(SUPPLIED RECORDS Opens)
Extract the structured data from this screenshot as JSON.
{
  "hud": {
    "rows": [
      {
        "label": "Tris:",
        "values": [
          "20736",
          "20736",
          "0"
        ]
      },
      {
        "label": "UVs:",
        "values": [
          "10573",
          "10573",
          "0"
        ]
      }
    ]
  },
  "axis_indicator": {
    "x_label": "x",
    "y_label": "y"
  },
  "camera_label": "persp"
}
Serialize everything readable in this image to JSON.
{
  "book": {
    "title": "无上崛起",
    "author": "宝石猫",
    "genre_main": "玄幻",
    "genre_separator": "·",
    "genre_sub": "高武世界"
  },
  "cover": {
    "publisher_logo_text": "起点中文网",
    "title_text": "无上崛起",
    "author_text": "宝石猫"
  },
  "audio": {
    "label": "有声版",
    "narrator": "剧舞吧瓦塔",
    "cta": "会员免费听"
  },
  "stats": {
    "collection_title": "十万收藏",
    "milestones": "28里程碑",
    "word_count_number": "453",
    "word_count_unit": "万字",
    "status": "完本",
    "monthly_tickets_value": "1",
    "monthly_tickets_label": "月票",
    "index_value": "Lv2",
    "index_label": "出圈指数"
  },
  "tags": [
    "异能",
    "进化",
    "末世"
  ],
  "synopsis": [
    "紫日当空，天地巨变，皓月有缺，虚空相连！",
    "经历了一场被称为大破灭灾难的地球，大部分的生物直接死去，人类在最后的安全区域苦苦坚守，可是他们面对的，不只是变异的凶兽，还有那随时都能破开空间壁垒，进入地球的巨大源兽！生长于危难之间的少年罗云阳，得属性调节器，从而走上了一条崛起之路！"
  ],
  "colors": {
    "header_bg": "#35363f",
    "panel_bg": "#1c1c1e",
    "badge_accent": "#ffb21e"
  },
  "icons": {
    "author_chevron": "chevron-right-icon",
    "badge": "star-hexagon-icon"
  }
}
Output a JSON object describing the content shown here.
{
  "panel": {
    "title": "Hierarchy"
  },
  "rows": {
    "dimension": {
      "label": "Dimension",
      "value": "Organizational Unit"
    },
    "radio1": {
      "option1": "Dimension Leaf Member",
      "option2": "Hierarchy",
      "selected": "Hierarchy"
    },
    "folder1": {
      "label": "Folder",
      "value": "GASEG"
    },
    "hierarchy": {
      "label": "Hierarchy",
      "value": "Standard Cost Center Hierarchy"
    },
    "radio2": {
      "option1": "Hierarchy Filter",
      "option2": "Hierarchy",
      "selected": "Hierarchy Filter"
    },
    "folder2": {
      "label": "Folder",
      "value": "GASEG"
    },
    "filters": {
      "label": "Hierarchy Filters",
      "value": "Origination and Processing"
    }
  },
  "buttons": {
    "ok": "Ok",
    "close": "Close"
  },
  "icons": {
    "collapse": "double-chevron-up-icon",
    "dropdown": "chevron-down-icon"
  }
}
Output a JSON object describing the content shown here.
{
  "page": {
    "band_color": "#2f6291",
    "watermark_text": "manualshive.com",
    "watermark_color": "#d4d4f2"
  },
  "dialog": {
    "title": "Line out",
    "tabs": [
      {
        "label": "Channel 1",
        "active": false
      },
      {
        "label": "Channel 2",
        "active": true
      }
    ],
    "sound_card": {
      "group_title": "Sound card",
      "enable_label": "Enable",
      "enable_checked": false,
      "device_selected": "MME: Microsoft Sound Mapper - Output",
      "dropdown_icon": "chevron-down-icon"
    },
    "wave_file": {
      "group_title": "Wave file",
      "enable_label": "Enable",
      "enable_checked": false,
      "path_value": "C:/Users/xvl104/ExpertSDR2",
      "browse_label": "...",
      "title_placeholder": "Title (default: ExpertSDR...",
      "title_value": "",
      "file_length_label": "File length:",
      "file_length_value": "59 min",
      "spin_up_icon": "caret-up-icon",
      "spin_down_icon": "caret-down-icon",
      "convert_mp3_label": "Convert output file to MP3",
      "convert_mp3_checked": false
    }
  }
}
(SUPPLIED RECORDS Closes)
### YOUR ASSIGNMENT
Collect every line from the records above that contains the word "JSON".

### TASK SOLUTION
Extract the structured data from this screenshot as JSON.
Serialize everything readable in this image to JSON.
Output a JSON object describing the content shown here.
Output a JSON object describing the content shown here.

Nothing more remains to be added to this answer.